With only one dissent, the State Bar of Texas executive committee voted March 8 to affirm its executive director’s decision that Houston attorney Robert S. “Bob” Bennett is ineligible to run for a seat on the bar’s board of directors.
Bennett, owner of Bob Bennett & Associates, said the committee’s vote came as no surprise. “I knew how it was going to turn out,” he said after the meeting.
The committee’s vote is the latest setback for Bennett since he received a judgment of disbarment from a Harris County District Court in March 2014. Carmen Kelsey, then-judge of the 289th District Court in San Antonio, had signed the judgment.
Two years later, Bennett won a reversal of the disbarment after the Fourteenth Court of Appeals found that the district court erred when it concluded he had violated Rule 1.15(d) of the Texas Disciplinary Rules of Professional Conduct. However, the appeals court affirmed the district court’s finding that Bennett had violated Rule 3.02 of the disciplinary rules, which prohibits a lawyer from unreasonably increasing the costs or other burdens of a case or unreasonably delaying resolution of the matter.
The Fourteenth Court remanded Bennett’s disciplinary suit to the district court for reconsideration of the “appropriate sanction” for the violation of Rule 3.02. Kelsey had lost her bid for re-election in 2014, and Bennett faced a new judge at the sanction hearing in May 2017.
Judge Craig Smith of the 192nd District Court in Dallas, who was appointed to the case, issued a new judgment giving Bennett a partially suspended probation of two years, six months and three days. Bennett is appealing that judgment as well.
But Smith gave Bennett credit for the two years and three days that he was not allowed to practice law while subject to the disbarment.

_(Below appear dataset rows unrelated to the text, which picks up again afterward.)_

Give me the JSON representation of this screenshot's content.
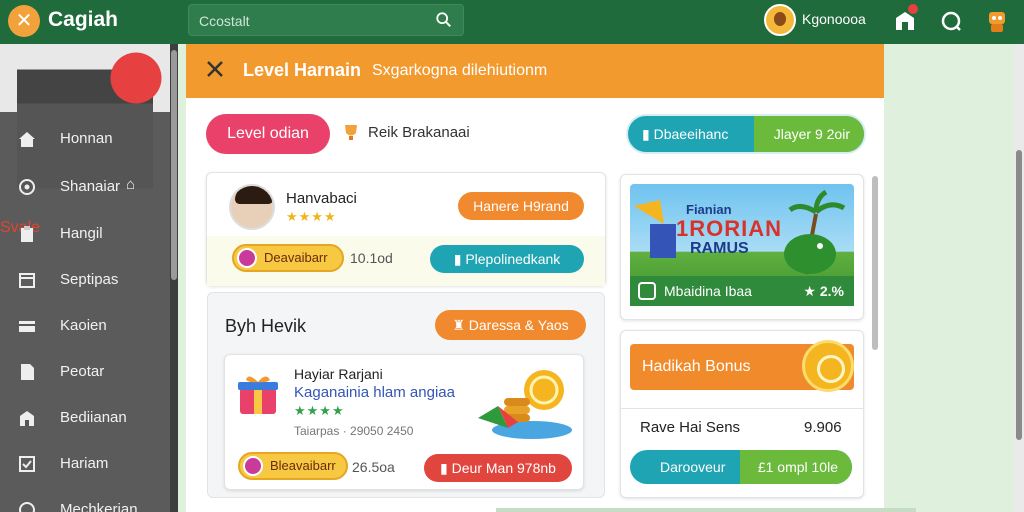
{
  "header": {
    "app_title": "Cagiah",
    "search_placeholder": "Ccostalt",
    "user_name": "Kgonoooa"
  },
  "sidebar": {
    "items": [
      {
        "label": "Svale",
        "active": true,
        "icon": "store-icon"
      },
      {
        "label": "Honnan",
        "icon": "home-icon"
      },
      {
        "label": "Shanaiar",
        "icon": "target-icon"
      },
      {
        "label": "Hangil",
        "icon": "box-icon"
      },
      {
        "label": "Septipas",
        "icon": "calendar-icon"
      },
      {
        "label": "Kaoien",
        "icon": "card-icon"
      },
      {
        "label": "Peotar",
        "icon": "document-icon"
      },
      {
        "label": "Bediianan",
        "icon": "building-icon"
      },
      {
        "label": "Hariam",
        "icon": "checklist-icon"
      },
      {
        "label": "Mechkerian",
        "icon": "compass-icon"
      }
    ]
  },
  "panel": {
    "title": "Level Harnain",
    "subtitle": "Sxgarkogna dilehiutionm",
    "level_pill": "Level odian",
    "rank_label": "Reik Brakanaai",
    "toggle_left": "Dbaeeihanc",
    "toggle_right": "Jlayer 9 2oir"
  },
  "player_card": {
    "name": "Hanvabaci",
    "rating": "★★★★",
    "action": "Hanere H9rand",
    "badge": "Deavaibarr",
    "value": "10.1od",
    "button": "Plepolinedkank"
  },
  "section": {
    "title": "Byh Hevik",
    "action": "Daressa & Yaos",
    "item": {
      "title": "Hayiar Rarjani",
      "subtitle": "Kaganainia hlam angiaa",
      "rating": "★★★★",
      "meta": "Taiarpas · 29050 2450",
      "badge": "Bleavaibarr",
      "value": "26.5oa",
      "button": "Deur Man 978nb"
    }
  },
  "promo": {
    "title_top": "Fianian",
    "title_main": "1RORIAN",
    "title_bottom": "RAMUS",
    "bar_label": "Mbaidina Ibaa",
    "bar_value": "★ 2.%"
  },
  "bonus": {
    "header": "Hadikah Bonus",
    "row_label": "Rave Hai Sens",
    "row_value": "9.906",
    "btn_left": "Darooveur",
    "btn_right": "£1 ompl 10le"
  },
  "colors": {
    "topbar": "#1f6b3c",
    "accent_orange": "#f39a2e",
    "accent_teal": "#1fa4b4",
    "accent_green": "#6cba3c",
    "accent_pink": "#e9416a"
  }
}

The six-month probated suspension ended Dec. 31, 2017.
Bennett pointed out that he was eligible to run for a bar director’s seat in 2017, although he lost that race.
“Nothing has happened since that time,” Bennett said.
State Bar President Tom Vick, who recused himself from the executive committee’s March 8 vote, said Bennett’s suspension was not in effect at the time of the 2017 race. But Bennett now has a suspension on his record.
“If you get suspended, you’re ineligible,” said Vick, a partner in Vick Carney in Weatherford.
Under State Bar Rule IV, Section 5, an attorney who has been suspended for misconduct must have been reinstated for at least 10 years before the beginning of a director’s term to be eligible to run for that seat.
But Bennett said, “I was never fully suspended.”
He also noted that his appeal of the judgment of partially probated suspension remains pending.
Austin solo Joe Longley, the State Bar’s president-elect, cast the only vote against affirming Executive Director Trey Apffel’s decision that Bennett is ineligible.
“I didn’t see any reason to keep him off (the ballot),” Longley said. “I felt like he had made a case that it was equitably in his favor.”